Frank also lobbied Borough Hall for a sewer system in Maspeth that would forever stop the constant flooding problems that plagued the area.
Some of those campaigns included fights against a homeless shelter in Maspeth, against the so-called Montauk Option, which would have sent LIRR passenger trains rocketing through the community and the industrial park, and the battle to stop the construction of a city sludge plant at the old Phillips-Dodge plant in the industrial park.
Frank was particularly proud of his role in the fight against the sludge plant. He feels that if it were built, the plant today would be spewing unhealthful toxins into the community. “Maspeth is always a dumping ground,” Frank asserted.
From his trailer headquarters, Frank masterminded the opposition to the plant, raising $50,000 and sending out letters to 300,000 people within a five mile radius of the proposed sludge site that included Brooklyn neighborhoods that would have been affected. He even got a billboard
erected advertising that there was a “killer coming to town.” Frank stated, “I pulled all the tricks I knew and the Maspeth people rallied. For once, they all came out.”
As a member of Community Board 5, Frank, who is served his 25 years on the board, again played leading roles for years making his industrial park the top capital budget project slated for city funding dollars.
Frank always conducted the meetings with respect toward everyone, allowing everyone a chance to speak as long as they remain civil and adhere to parliamentary procedure.
He has been known to escort a reporter outside to Maurice Park, across from his house, the one with his wife's name on the playground. He pointed to a patch of ground near the playground where the contractor did a shoddy job. After three years of careful nurturing, Franks says grass is finally growing. He used his own money ($25,000 worth) and eight truckloads of dirt to replace the soil left there by the contractor.
When Frank Principe turned 90 in 1999 he was regaled by everyone who is anyone in the community at no less than three birthday parties in his honor. Politicians, business people, community leaders, friends, family, and other well-wishers attended.
Frank Principe, the man known as “Mr. Maspeth” and the Juniper Park Civic Association's “Man of the Century.” passed away in 200? at the age of 94. For seven years Frank remained the chairman of Community Board 5, a body of 50 volunteers who look out for the interests of the community.
He lived across from Maurice Park, which he was responsible for creating. The park's been a labor of love that he still nurtured until his death. The children's playground was named after his wife Virginia, who died in 1996. Frank hoped that one-day the entire park will be named after him.
No one has a greater claim to that honor than Frank, who personally saw to it that the grass was maintained, graffiti is removed and damage from vandals repaired. Whether working at the community board or fixing a section of Maurice Park, Frank has always been active as a volunteer in his community.
Frank Principe passed away on September 16, 2004. It was a sad for all who knew him and for the community that loved, respected and admired him.
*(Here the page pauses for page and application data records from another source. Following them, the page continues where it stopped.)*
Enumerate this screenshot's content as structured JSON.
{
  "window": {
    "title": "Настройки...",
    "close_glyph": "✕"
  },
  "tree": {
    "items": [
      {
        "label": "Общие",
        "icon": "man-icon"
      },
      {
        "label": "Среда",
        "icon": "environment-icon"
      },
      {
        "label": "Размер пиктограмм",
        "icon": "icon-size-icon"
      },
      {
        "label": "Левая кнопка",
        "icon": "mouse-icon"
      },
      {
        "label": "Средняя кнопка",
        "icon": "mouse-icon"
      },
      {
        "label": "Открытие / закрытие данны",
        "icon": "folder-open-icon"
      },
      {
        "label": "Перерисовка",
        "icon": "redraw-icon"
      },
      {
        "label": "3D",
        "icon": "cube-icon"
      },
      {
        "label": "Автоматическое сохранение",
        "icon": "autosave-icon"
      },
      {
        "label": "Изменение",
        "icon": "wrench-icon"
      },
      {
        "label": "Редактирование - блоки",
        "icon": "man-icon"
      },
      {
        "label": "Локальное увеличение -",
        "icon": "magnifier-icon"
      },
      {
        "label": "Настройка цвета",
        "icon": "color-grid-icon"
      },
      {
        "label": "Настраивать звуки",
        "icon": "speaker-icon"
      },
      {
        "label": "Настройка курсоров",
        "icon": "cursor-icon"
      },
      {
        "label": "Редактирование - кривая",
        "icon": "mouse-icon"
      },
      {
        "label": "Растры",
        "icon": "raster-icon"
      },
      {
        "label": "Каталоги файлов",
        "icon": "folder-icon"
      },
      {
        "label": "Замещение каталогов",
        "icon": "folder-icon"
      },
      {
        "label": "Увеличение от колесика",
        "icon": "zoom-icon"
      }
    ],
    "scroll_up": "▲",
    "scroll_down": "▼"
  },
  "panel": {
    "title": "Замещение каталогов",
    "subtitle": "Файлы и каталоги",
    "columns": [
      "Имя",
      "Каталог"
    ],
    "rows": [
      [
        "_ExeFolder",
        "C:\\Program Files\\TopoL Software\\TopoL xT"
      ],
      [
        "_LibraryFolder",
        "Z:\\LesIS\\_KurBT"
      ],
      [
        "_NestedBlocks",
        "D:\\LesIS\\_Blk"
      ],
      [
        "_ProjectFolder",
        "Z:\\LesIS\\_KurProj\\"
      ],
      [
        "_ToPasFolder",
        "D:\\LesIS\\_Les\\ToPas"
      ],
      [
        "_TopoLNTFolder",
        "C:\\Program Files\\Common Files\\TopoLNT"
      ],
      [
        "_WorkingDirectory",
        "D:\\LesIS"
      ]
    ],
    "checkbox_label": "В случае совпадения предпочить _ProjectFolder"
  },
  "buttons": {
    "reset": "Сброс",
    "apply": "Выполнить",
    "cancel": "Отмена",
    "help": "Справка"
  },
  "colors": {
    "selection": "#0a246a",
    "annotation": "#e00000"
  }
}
His hometown of Maspeth, which he protected for over 60 years will miss him the most. But the town is a lasting legacy of Frank and his presence will always be felt by the people who knew him and the streets he loved so much.
On September 16th the City of New York and the community will make Frank’s wish come true. Maurice Park will be renamed Francis J. Principe Park and will be dedicated and his name will live on as a lesson to future generations.
We know Frank will be withus that day with a big smile on his face. The life that touched so many people will be rermembered and a tribute so richly deserved will be passed along for future generations to read about Frank;’s life and his times.